RECORDS FOR THIS EXERCISE START

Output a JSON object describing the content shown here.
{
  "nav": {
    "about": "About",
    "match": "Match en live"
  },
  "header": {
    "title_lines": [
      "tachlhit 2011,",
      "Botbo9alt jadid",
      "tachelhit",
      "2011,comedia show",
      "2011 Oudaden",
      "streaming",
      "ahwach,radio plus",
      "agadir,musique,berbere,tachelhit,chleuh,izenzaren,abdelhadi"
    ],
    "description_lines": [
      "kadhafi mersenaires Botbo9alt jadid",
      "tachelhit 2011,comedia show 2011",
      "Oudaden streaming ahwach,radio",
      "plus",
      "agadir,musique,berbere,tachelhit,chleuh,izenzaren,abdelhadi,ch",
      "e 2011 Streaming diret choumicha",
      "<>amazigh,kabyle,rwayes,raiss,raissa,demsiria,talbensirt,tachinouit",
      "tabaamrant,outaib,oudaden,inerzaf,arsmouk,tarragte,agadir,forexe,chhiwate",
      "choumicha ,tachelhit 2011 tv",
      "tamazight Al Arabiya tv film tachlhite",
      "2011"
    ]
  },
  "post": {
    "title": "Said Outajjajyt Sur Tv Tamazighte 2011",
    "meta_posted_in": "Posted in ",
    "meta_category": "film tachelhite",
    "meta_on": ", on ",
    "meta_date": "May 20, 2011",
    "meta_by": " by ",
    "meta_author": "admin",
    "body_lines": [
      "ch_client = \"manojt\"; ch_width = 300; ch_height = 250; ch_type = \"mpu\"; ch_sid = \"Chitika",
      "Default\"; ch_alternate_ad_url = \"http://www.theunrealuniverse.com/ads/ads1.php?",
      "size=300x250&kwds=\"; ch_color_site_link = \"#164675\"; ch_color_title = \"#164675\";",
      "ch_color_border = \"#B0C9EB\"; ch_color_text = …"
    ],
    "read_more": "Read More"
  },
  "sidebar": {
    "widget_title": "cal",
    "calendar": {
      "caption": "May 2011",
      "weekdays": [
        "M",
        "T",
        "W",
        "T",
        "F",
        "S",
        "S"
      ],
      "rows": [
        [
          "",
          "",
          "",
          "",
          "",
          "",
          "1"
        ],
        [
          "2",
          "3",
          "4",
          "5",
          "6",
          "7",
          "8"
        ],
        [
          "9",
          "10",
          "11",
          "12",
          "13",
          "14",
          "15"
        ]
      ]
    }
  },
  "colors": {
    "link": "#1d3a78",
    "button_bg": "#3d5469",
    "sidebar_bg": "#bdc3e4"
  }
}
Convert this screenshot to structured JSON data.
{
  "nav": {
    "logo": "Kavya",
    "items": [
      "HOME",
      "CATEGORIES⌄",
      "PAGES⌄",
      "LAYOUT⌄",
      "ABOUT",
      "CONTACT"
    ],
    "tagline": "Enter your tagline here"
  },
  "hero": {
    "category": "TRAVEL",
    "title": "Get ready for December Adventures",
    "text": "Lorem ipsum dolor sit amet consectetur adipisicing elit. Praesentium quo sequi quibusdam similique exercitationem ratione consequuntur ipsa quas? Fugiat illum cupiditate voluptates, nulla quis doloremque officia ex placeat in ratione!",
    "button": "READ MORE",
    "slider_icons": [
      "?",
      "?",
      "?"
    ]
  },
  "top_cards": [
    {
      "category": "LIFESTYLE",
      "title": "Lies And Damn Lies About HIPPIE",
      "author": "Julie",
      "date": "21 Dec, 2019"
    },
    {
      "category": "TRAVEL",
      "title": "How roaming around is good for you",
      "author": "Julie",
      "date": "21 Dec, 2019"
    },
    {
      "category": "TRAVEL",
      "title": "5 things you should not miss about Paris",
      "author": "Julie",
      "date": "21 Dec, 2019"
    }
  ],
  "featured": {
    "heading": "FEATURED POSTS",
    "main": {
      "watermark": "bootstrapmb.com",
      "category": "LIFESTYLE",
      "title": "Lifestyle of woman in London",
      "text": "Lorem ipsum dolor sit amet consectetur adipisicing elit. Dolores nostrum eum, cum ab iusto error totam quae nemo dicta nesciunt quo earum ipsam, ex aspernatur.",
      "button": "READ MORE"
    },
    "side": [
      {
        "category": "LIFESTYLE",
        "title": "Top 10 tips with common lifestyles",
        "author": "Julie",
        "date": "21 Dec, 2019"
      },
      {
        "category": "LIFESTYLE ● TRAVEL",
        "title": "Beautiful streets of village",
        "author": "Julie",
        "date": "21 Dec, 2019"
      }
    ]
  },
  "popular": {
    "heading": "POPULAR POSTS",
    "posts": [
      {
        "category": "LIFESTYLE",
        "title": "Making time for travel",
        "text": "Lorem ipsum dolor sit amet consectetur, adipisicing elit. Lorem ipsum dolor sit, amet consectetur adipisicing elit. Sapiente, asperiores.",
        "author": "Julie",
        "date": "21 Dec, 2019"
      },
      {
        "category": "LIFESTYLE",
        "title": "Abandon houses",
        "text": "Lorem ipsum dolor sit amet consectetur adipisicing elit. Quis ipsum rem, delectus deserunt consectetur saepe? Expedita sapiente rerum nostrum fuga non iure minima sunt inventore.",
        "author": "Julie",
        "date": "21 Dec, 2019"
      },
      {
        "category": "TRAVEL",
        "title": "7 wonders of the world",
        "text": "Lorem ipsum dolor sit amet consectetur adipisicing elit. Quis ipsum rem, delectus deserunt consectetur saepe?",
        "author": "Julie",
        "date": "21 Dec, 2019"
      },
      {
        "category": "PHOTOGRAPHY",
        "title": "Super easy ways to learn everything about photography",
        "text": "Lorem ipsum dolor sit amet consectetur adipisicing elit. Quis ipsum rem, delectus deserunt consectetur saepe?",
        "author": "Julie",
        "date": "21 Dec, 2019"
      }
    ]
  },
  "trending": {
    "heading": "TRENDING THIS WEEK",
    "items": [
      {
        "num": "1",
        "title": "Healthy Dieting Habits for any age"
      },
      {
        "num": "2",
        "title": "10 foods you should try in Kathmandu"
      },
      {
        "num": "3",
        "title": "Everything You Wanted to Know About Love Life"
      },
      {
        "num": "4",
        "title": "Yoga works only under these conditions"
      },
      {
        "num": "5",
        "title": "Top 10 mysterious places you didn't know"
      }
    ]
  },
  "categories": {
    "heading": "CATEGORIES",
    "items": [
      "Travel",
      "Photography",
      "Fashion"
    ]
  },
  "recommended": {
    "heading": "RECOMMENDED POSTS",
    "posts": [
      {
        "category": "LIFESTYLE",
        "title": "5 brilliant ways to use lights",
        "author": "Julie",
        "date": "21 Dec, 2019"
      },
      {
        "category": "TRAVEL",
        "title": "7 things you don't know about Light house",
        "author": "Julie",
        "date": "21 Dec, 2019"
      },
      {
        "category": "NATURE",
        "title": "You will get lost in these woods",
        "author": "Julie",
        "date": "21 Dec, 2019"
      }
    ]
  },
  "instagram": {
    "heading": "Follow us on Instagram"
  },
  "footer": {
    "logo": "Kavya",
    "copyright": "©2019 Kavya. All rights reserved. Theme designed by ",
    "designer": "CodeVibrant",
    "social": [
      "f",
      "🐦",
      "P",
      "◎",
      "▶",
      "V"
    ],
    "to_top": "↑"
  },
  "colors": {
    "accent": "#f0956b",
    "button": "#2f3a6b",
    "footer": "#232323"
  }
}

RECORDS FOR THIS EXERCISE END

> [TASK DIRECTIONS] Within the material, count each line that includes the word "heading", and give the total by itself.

> [TASK RESULT] 6